Stored entries
···
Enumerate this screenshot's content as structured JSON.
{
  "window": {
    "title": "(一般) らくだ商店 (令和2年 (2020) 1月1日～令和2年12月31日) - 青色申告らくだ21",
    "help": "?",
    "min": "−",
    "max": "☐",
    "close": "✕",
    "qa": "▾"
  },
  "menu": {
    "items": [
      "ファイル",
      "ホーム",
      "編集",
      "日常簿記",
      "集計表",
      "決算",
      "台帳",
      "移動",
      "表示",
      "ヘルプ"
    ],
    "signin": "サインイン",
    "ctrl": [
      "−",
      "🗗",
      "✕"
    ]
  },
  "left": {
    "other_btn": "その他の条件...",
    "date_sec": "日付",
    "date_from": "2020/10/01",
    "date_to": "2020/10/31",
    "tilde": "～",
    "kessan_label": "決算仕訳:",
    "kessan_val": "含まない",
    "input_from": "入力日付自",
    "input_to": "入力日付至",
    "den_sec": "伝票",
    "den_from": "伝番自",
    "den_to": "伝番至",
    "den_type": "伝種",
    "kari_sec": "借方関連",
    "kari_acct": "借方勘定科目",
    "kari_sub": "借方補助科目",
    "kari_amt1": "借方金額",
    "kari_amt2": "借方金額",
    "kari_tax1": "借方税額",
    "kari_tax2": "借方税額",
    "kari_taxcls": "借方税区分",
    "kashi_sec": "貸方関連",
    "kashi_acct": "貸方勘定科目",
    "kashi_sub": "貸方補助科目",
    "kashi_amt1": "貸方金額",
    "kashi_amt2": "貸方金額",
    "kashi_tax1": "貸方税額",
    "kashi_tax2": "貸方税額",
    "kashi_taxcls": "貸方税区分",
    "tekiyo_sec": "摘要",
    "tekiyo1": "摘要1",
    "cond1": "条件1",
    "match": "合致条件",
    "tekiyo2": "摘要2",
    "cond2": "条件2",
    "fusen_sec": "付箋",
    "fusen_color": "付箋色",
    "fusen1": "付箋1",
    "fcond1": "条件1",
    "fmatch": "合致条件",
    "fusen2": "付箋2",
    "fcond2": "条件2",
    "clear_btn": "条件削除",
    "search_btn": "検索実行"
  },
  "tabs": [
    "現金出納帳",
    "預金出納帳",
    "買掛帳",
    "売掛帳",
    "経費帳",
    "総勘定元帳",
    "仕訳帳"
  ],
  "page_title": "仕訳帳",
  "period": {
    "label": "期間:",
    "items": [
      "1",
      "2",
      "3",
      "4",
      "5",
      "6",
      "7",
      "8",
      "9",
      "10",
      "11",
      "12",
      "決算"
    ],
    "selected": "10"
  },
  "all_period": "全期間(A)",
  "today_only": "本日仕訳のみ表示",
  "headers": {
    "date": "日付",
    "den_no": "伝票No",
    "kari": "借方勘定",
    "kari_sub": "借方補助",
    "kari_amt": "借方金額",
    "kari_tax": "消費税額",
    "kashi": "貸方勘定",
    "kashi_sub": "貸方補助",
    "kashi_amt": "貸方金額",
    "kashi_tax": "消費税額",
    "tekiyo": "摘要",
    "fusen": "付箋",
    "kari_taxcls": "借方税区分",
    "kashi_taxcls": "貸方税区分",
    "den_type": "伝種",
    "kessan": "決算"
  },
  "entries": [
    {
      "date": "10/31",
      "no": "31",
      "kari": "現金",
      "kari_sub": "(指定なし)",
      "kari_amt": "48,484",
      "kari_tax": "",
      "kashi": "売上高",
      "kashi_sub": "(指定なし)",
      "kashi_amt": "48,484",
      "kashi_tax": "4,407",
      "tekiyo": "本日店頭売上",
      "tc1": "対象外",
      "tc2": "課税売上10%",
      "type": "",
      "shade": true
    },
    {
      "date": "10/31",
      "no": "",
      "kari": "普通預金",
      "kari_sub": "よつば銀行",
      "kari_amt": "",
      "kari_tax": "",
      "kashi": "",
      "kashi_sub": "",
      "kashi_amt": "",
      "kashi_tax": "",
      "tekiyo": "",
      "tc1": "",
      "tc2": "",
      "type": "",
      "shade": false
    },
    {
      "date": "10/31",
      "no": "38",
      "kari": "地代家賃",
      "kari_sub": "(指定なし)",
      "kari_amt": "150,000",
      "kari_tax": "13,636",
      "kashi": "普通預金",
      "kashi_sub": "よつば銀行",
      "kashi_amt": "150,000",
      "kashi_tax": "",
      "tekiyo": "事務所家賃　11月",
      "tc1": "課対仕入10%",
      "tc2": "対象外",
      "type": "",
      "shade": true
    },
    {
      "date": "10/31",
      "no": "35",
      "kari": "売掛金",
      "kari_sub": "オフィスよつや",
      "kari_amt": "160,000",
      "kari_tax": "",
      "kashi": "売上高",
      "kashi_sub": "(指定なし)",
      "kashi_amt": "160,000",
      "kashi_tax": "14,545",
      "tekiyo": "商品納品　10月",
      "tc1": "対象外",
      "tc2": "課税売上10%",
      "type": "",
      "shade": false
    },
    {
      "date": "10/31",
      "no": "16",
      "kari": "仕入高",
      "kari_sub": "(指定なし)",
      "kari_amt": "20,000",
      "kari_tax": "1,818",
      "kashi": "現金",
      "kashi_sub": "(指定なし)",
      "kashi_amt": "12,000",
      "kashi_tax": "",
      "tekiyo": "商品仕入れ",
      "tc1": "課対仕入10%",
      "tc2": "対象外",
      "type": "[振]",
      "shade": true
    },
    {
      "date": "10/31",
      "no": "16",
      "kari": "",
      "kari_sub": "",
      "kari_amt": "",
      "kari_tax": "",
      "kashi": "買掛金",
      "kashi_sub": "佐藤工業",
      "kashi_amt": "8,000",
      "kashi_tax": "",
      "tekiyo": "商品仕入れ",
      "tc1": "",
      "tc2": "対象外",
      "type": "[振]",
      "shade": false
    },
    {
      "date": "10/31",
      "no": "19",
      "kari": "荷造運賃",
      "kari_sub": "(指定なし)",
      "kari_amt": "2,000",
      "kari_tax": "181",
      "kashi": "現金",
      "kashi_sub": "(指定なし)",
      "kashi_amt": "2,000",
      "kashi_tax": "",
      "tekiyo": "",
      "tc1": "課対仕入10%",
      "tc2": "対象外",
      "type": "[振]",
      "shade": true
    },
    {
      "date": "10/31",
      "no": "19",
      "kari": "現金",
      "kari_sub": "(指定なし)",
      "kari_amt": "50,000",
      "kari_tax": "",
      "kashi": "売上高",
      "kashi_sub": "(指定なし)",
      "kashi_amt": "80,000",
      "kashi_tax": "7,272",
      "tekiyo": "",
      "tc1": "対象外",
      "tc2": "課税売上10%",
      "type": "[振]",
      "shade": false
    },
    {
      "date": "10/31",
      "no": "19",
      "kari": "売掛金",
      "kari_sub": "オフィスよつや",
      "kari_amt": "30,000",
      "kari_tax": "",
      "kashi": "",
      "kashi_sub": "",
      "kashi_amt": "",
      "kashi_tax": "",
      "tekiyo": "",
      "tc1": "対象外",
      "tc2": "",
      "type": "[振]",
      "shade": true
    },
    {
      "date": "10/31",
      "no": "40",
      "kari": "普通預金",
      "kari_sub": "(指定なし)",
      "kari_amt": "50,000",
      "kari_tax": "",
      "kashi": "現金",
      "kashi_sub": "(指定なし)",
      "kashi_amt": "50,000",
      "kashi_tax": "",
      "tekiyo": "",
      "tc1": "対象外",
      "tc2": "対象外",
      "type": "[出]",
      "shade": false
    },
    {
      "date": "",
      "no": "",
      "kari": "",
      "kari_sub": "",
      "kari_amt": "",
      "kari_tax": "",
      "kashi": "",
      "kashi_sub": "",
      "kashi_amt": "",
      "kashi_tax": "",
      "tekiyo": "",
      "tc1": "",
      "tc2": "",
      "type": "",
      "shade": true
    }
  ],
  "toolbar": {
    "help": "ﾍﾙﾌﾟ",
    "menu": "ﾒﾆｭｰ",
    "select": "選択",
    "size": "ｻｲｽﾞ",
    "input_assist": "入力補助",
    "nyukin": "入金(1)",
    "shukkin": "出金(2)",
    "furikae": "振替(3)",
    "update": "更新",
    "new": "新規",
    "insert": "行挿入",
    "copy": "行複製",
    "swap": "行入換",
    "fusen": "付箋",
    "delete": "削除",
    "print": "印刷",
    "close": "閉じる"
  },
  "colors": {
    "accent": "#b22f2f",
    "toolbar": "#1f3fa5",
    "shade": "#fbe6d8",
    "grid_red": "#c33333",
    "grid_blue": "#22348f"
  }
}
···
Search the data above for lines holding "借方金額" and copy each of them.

→ Solved exercise:
    "kari_amt1": "借方金額",
    "kari_amt2": "借方金額",
    "kari_amt": "借方金額",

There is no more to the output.